> ASSIGNED TASK: Note each line in the data holding the string "content" and report it.
**** RAW DATA
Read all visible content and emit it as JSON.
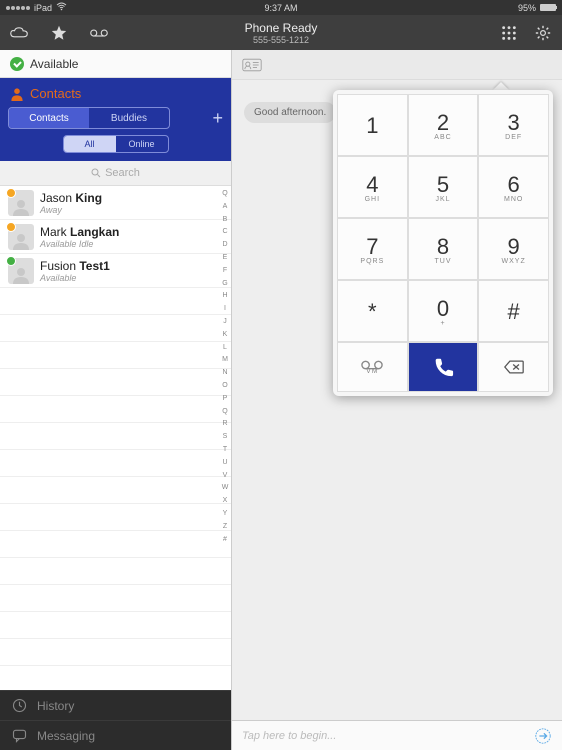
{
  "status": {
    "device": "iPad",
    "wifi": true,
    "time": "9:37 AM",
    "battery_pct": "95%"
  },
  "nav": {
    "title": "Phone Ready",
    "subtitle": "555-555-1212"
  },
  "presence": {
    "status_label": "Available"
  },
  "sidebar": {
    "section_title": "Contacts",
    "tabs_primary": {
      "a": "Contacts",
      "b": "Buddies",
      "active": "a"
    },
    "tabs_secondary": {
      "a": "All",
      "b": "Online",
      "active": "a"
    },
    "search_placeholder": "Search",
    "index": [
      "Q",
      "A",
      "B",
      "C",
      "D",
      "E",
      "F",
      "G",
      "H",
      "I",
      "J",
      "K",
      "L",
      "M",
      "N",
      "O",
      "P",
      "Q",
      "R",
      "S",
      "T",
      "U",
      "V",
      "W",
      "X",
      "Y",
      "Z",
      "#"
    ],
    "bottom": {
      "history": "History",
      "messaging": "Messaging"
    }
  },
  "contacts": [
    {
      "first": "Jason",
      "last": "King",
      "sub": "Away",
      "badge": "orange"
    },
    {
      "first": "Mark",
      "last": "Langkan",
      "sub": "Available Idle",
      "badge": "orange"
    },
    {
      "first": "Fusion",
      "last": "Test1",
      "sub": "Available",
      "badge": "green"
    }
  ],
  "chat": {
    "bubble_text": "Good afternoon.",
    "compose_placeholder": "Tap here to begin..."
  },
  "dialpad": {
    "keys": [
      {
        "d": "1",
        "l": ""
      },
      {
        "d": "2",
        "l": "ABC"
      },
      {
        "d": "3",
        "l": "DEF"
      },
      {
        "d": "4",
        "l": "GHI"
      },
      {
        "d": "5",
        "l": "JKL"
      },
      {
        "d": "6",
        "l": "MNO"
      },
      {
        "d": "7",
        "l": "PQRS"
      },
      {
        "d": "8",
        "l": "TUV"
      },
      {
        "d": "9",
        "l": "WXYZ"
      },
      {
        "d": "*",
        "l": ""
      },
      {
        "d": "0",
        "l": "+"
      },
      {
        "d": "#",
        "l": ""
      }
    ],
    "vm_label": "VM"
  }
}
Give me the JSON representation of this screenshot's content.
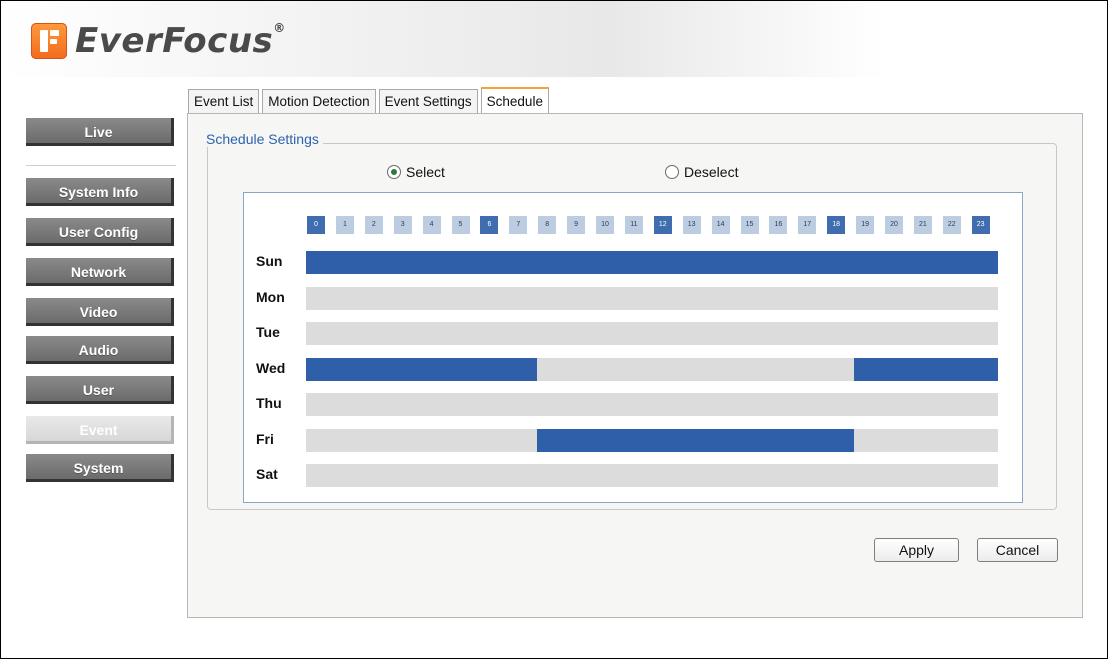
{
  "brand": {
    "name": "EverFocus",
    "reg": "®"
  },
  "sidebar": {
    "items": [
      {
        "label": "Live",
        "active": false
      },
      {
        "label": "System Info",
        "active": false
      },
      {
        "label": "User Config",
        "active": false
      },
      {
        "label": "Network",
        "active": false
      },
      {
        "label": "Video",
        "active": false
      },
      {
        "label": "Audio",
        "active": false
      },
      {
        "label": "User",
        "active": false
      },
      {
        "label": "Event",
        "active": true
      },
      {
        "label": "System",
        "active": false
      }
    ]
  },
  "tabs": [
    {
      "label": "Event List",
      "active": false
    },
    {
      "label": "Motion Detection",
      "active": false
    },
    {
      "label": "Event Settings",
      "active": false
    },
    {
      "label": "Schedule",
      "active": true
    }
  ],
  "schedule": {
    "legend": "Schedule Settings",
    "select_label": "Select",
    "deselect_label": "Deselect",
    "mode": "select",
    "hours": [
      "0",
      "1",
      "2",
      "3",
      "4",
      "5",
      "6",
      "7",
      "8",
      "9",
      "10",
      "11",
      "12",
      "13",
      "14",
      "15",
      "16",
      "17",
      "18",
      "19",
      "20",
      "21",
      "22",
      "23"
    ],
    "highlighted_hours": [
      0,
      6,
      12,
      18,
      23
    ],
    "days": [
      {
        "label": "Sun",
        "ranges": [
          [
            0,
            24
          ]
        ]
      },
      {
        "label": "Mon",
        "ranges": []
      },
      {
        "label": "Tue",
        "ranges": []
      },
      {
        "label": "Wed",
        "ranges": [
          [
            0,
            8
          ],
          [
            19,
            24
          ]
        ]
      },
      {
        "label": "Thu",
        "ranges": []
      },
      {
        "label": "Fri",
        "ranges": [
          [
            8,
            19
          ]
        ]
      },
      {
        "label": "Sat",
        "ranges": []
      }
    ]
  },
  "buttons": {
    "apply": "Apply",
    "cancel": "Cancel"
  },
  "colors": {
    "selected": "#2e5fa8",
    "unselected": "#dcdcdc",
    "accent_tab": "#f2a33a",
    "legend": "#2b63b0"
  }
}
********
> PROBLEM SOLUTION:
Read all visible content and emit it as JSON.
Give me the JSON representation of this screenshot's content.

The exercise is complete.